A May Day Tale: Seattle Worker Loves $15 Minimum Wage — Until He Loses His Job
Devin Jeran, an employee at Z Pizza in Seattle, was stoked to get a raise, from $11 to $15 an hour as part of a new law that takes effect today.
He was happy to get a raise, when Seattle’s minimum wage went up to $11 an hour at the beginning of the month.
“I definitely recognize that having more money is important,” he told local TV station Q13-Fox, “especially in a city as expensive as this one.”
But that didn't last long. "Unfortunately, he’ll only enjoy that bigger paycheck for a few more months. In August, his boss is shutting down Z Pizza and putting him and his 11 co-workers out of work," the station reported.
Today, across the country, workers are striking. Some 21,000 AT&T Wireless workers were expected to walk off the job, WZVN reports. And the protests occurred around the world as workers demanded better pay and better working conditions, ABC reported.
But for Jeran, things are going to get worse, RedAlertPolitics reports.
"[Z Pizza] owner Ritu Shah Burnham said she just can’t afford the city’s mandated wage hikes.
“I’ve let one person go since April 1, I’ve cut hours since April 1, I’ve taken them myself because I don’t pay myself,” she told Q13. “I’ve also raised my prices a little bit, there’s no other way to do it.”
Small businesses in Seattle have up to six more years to phase in the new $15 an hour minimum wage, but even though she only has 12 employees, Z Pizza counts as part of a “large business franchise.” As a result, she is on a sped up timeline to implement the full raise.

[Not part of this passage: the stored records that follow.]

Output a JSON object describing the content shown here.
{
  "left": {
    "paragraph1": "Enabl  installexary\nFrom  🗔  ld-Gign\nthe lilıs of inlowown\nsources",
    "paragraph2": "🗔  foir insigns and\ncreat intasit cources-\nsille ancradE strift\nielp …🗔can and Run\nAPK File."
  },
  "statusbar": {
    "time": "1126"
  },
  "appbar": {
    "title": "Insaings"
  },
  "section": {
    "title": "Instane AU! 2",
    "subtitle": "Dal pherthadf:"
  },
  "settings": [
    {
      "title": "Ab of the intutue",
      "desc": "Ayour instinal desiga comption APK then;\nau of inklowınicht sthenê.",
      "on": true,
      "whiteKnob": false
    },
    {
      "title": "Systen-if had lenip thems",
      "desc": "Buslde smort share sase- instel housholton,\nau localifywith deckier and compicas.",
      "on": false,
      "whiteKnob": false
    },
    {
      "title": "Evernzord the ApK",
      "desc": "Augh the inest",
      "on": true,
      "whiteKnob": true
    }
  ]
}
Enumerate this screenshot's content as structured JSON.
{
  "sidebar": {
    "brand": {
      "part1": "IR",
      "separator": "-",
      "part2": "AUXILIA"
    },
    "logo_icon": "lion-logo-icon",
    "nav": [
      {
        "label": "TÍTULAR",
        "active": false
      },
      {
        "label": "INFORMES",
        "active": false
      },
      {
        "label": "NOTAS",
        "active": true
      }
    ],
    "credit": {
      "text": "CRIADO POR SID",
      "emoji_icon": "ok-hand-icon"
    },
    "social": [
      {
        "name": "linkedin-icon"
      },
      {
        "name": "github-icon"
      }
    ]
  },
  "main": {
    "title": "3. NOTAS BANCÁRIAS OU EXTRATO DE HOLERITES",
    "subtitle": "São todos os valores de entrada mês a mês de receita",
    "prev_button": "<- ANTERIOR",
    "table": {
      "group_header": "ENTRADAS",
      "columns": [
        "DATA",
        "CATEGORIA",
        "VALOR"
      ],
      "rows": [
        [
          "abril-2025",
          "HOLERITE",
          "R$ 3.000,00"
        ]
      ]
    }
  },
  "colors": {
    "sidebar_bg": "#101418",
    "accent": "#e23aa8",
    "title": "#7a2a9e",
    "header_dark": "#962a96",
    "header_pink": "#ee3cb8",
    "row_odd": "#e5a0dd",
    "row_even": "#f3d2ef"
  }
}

“I know that I would have stayed here if I had 7 years, just like everyone else, if I had an even playing field,” she said. “The discrimination I’m feeling right now against my small business makes me not want to stay and do anything in Seattle.”
The organization that pushed for the higher minimum wage, 15 Now Seattle, wouldn’t comment directly on the closing to Q13 and didn’t offer any sign of sympathy.
“Restaurants open and close all the time, for various reasons,” Director Jess Spear said.
May Day began in the late 19th century, sharing the date with the International Workers' Day, set up by Socialists and Communists. The goal was noble: To secure the eight-hour work day and improve horrific conditions in some factories. But the day has morphed into unions in America demanding ever-increasing wages for workers. That, in turn, has led to a move to raise minimum wages to much higher levels.
But it hasn't helped Jeran.
Jeran wonders about all the rallies that were supposed to be about making life better for people like him.
“If that's the truth, I don't think that's very apparent. People like me are finding themselves in a tougher situation than ever.”
Shah Burnham is concerned about where her employees will end up when she does close.
“I absolutely am terrified for them. I have no idea where they're going to find jobs, because if I’m cutting hours, I imagine everyone is across the board.”